Yesterday, The Big E went over the results of the State Fair poll on the Anti-Family Amendment as it pertains to the task ahead.
Today, I will use the same poll to point out the uncertain nature of the outcome of that task and why organizing will be the key to winning.
First, though, the results of the poll, conducted by the Minnesota House of Representatives, one more time.
“Should the state constitution be amended to define marriage as “only a union of one man and one woman?” This question will be on the November 2012 ballot.”
What you see is that unlike with normal polls, this poll has no margin of error (but it has insignificant digits!). That’s because it’s actually not a poll at all, it’s a straw poll.
There are two key differentiating factors between the State Fair poll and a poll from, say, Gallup; the nature of the sample and weighting.

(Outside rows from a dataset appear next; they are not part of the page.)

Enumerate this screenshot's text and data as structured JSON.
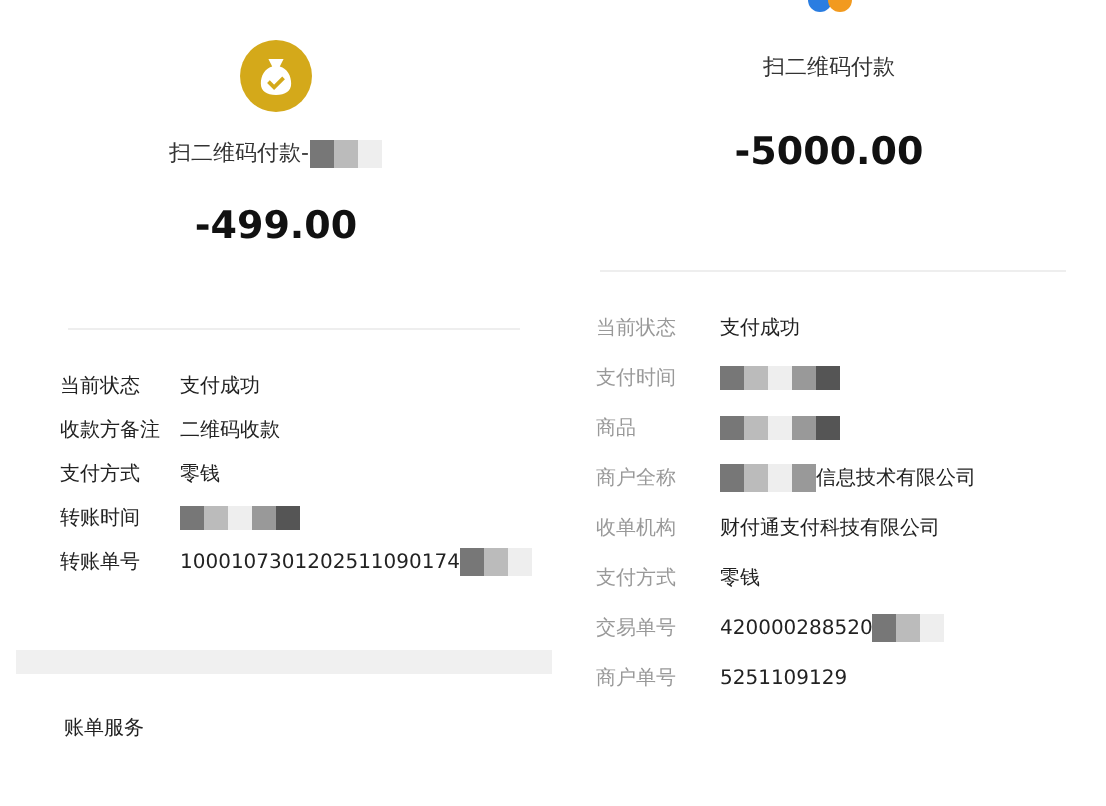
{
  "panels": [
    {
      "kind": "wallet",
      "title": "扫二维码付款-",
      "title_masked": true,
      "amount": "-499.00",
      "rows": [
        {
          "kind": "text",
          "label": "当前状态",
          "value": "支付成功"
        },
        {
          "kind": "text",
          "label": "收款方备注",
          "value": "二维码收款"
        },
        {
          "kind": "text",
          "label": "支付方式",
          "value": "零钱"
        },
        {
          "kind": "masked",
          "label": "转账时间"
        },
        {
          "kind": "text_masked",
          "label": "转账单号",
          "value": "1000107301202511090174"
        }
      ],
      "section": "账单服务"
    },
    {
      "kind": "merchant",
      "title": "扫二维码付款",
      "title_masked": false,
      "amount": "-5000.00",
      "rows": [
        {
          "kind": "text",
          "label": "当前状态",
          "value": "支付成功"
        },
        {
          "kind": "masked",
          "label": "支付时间"
        },
        {
          "kind": "masked",
          "label": "商品"
        },
        {
          "kind": "masked_text",
          "label": "商户全称",
          "value": "信息技术有限公司"
        },
        {
          "kind": "text",
          "label": "收单机构",
          "value": "财付通支付科技有限公司"
        },
        {
          "kind": "text",
          "label": "支付方式",
          "value": "零钱"
        },
        {
          "kind": "text_masked",
          "label": "交易单号",
          "value": "420000288520"
        },
        {
          "kind": "text",
          "label": "商户单号",
          "value": "5251109129"
        }
      ]
    }
  ]
}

At the State Fair anybody can just walk up and take the poll. In a traditional survey every effort is made to get as random a sample as possible. And by random I mean everyone who makes up the sample frame should theoretically have as equal a chance of being a respondent as anyone else.

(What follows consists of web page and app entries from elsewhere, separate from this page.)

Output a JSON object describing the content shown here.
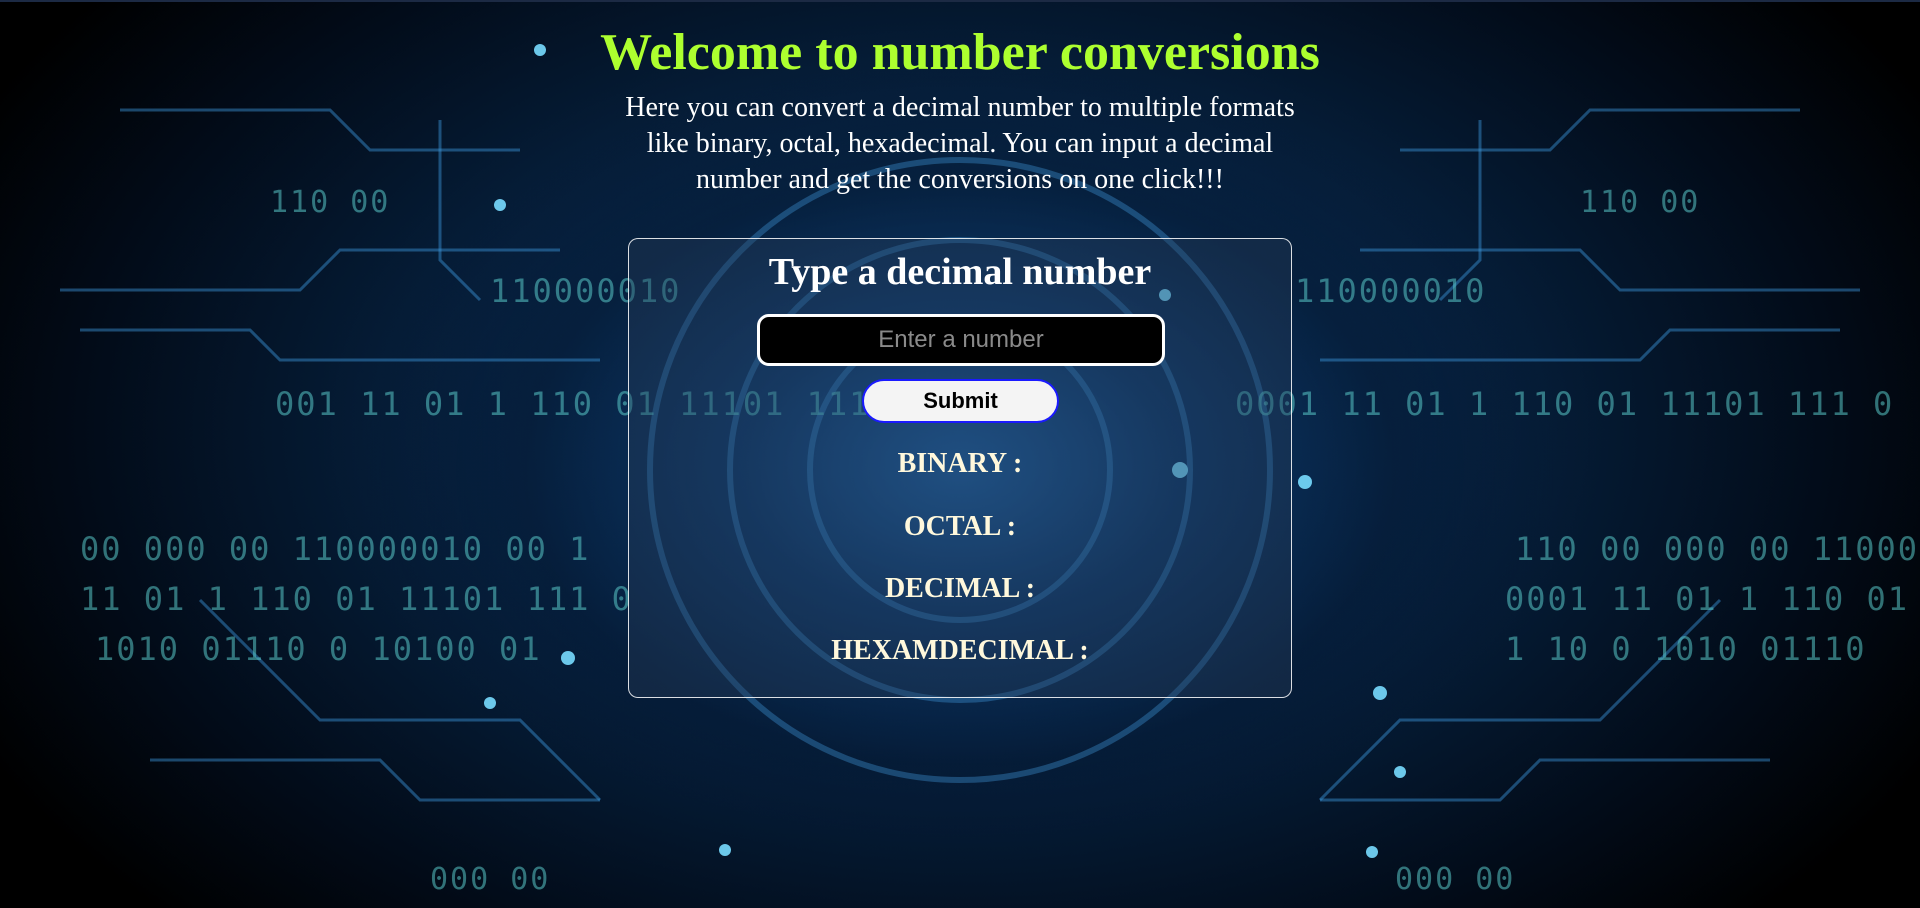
{
  "header": {
    "title": "Welcome to number conversions",
    "intro": "Here you can convert a decimal number to multiple formats like binary, octal, hexadecimal. You can input a decimal number and get the conversions on one click!!!"
  },
  "form": {
    "heading": "Type a decimal number",
    "input_placeholder": "Enter a number",
    "input_value": "",
    "submit_label": "Submit"
  },
  "results": {
    "binary_label": "BINARY :",
    "octal_label": "OCTAL :",
    "decimal_label": "DECIMAL :",
    "hex_label": "HEXAMDECIMAL :"
  },
  "colors": {
    "title": "#adff2f",
    "result_text": "#fff8dc",
    "submit_border": "#1a1aff"
  }
}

Additionally, even though you go to every effort to get as random a sample as possible, the final result is often a little different from the actual demographics of the sample frame. To alleviate this, pollsters will weight their samples based on immutable characteristics like age, gender and race. The State Fair poll doesn’t do any of these things.

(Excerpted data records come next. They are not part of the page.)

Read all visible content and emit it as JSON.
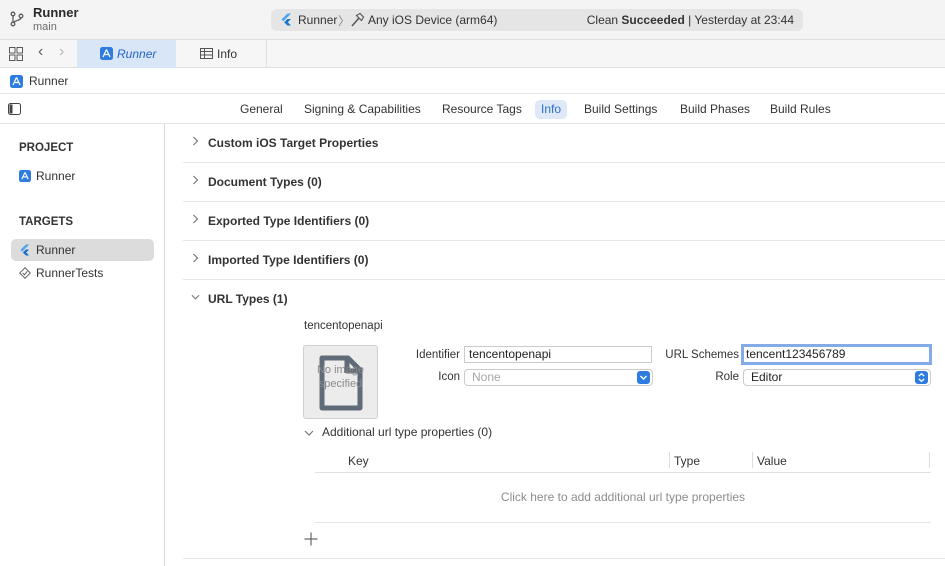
{
  "titlebar": {
    "project": "Runner",
    "branch": "main",
    "scheme": "Runner",
    "separator": "〉",
    "device": "Any iOS Device (arm64)",
    "status_prefix": "Clean ",
    "status_bold": "Succeeded",
    "status_suffix": " | Yesterday at 23:44"
  },
  "tabbar": {
    "tabs": [
      {
        "label": "Runner",
        "active": true
      },
      {
        "label": "Info",
        "active": false
      }
    ]
  },
  "breadcrumb": {
    "label": "Runner"
  },
  "editor_tabs": [
    {
      "label": "General"
    },
    {
      "label": "Signing & Capabilities"
    },
    {
      "label": "Resource Tags"
    },
    {
      "label": "Info",
      "active": true
    },
    {
      "label": "Build Settings"
    },
    {
      "label": "Build Phases"
    },
    {
      "label": "Build Rules"
    }
  ],
  "sidebar": {
    "project_header": "PROJECT",
    "project_items": [
      {
        "label": "Runner",
        "icon": "app-icon"
      }
    ],
    "targets_header": "TARGETS",
    "target_items": [
      {
        "label": "Runner",
        "icon": "flutter-icon",
        "selected": true
      },
      {
        "label": "RunnerTests",
        "icon": "test-target-icon",
        "selected": false
      }
    ]
  },
  "sections": [
    {
      "label": "Custom iOS Target Properties",
      "expanded": false
    },
    {
      "label": "Document Types (0)",
      "expanded": false
    },
    {
      "label": "Exported Type Identifiers (0)",
      "expanded": false
    },
    {
      "label": "Imported Type Identifiers (0)",
      "expanded": false
    },
    {
      "label": "URL Types (1)",
      "expanded": true
    }
  ],
  "url_type": {
    "title": "tencentopenapi",
    "image_placeholder": "No image specified",
    "identifier_label": "Identifier",
    "identifier_value": "tencentopenapi",
    "icon_label": "Icon",
    "icon_value": "None",
    "url_schemes_label": "URL Schemes",
    "url_schemes_value": "tencent123456789",
    "role_label": "Role",
    "role_value": "Editor",
    "additional_label": "Additional url type properties (0)",
    "table_columns": [
      "Key",
      "Type",
      "Value"
    ],
    "table_empty": "Click here to add additional url type properties",
    "add_symbol": "+"
  },
  "colors": {
    "accent": "#2c6fd1",
    "selected_tab_bg": "#d8e6f8",
    "sidebar_selected": "#dcdcdc"
  }
}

So, the State Fair (straw) poll violates two of the most fundamental aspects of traditional public opinion polling, but just because it’s a completely unscientific survey doesn’t mean we can’t do a little bit of analysis right?
Let’s take a look at another question from the State Fair survey:
“Should voters be required to show a current, government-issued picture ID before casting their ballot?”
Undecided/No Opinion 2.8%
Now let’s look at similar questions from the last time SurveyUSA polled the state back in May:
KSTP (SurveyUSA) (5/25):
“If an amendment to the Minnesota Constitution were on the ballot, that defines marriage as between one man and one woman, would you vote…”
For the amendment 51
Against the amendment 40
Not vote on the measure 8
Not sure 2
“If an amendment to the Minnesota Constitution were on the ballot, that requires voters to present a photo ID at the polls, would you vote…”
For the amendment 76
Against the amendment 18
Not vote on the measure 4
Not sure 1
In the SurveyUSA poll the marriage amendment was at +11 and voter ID was at +58(!), a 47 point spread. In the state fair poll they were at -37 and +5, a 42 point spread.
That’s pretty close, meaning Minnesotan’s opinions on both issues likely haven’t changed much at all since May and if the State Fair poll would have done some simple weighting based on; age, gender and race they could have produced a poll with some really valuable results.
But as it is the most we can glean from it is that things probably haven’t changed much and that means it’s really close and will likely remain so until election day.
In the introduction to this post I said that I would:
point out the uncertain nature of the outcome of that task and why organizing will be the key to winning.
Well, I did the first part above, so this part relates to that second, more important bit.
What is clear from the results of the State Fair poll is that people against the amendment came out in droves to vote against it. As E-dog pointed out in his post, both sides tried to whip votes and one side simply trounced the other.
That is how we will win on this issue in November, by organizing better then they do.
For those who want to help, please volunteer at: